## EXERCISE
The records below are to be restated word for word, with their images omitted.
== TASK INPUTS ==
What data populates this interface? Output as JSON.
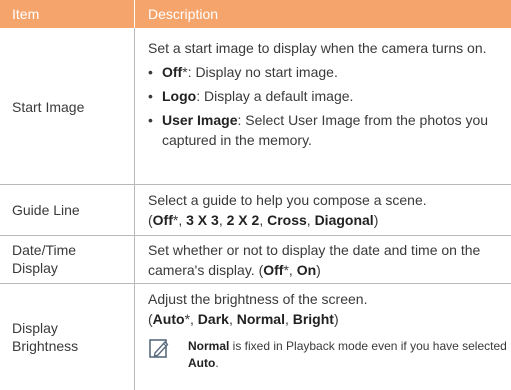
{
  "header": {
    "item": "Item",
    "description": "Description"
  },
  "rows": [
    {
      "item": "Start Image",
      "intro": "Set a start image to display when the camera turns on.",
      "bullets": [
        {
          "bold": "Off",
          "mark": "*",
          "text": ": Display no start image."
        },
        {
          "bold": "Logo",
          "mark": "",
          "text": ": Display a default image."
        },
        {
          "bold": "User Image",
          "mark": "",
          "text": ": Select User Image from the photos you captured in the memory."
        }
      ]
    },
    {
      "item": "Guide Line",
      "text": "Select a guide to help you compose a scene.",
      "options": [
        "Off",
        "3 X 3",
        "2 X 2",
        "Cross",
        "Diagonal"
      ]
    },
    {
      "item_line1": "Date/Time",
      "item_line2": "Display",
      "text": "Set whether or not to display the date and time on the camera's display.",
      "options": [
        "Off",
        "On"
      ]
    },
    {
      "item_line1": "Display",
      "item_line2": "Brightness",
      "text": "Adjust the brightness of the screen.",
      "options": [
        "Auto",
        "Dark",
        "Normal",
        "Bright"
      ],
      "note": {
        "bold1": "Normal",
        "mid": " is fixed in Playback mode even if you have selected ",
        "bold2": "Auto",
        "end": "."
      }
    }
  ],
  "default_mark": "*",
  "bullet_glyph": "•",
  "icon": "note-pencil-icon"
}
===
## ANSWER FOR THE TASK
What data populates this interface? Output as JSON.
{
  "header": {
    "item": "Item",
    "description": "Description"
  },
  "rows": [
    {
      "item": "Start Image",
      "intro": "Set a start image to display when the camera turns on.",
      "bullets": [
        {
          "bold": "Off",
          "mark": "*",
          "text": ": Display no start image."
        },
        {
          "bold": "Logo",
          "mark": "",
          "text": ": Display a default image."
        },
        {
          "bold": "User Image",
          "mark": "",
          "text": ": Select User Image from the photos you captured in the memory."
        }
      ]
    },
    {
      "item": "Guide Line",
      "text": "Select a guide to help you compose a scene.",
      "options": [
        "Off",
        "3 X 3",
        "2 X 2",
        "Cross",
        "Diagonal"
      ]
    },
    {
      "item_line1": "Date/Time",
      "item_line2": "Display",
      "text": "Set whether or not to display the date and time on the camera's display.",
      "options": [
        "Off",
        "On"
      ]
    },
    {
      "item_line1": "Display",
      "item_line2": "Brightness",
      "text": "Adjust the brightness of the screen.",
      "options": [
        "Auto",
        "Dark",
        "Normal",
        "Bright"
      ],
      "note": {
        "bold1": "Normal",
        "mid": " is fixed in Playback mode even if you have selected ",
        "bold2": "Auto",
        "end": "."
      }
    }
  ],
  "default_mark": "*",
  "bullet_glyph": "•",
  "icon": "note-pencil-icon"
}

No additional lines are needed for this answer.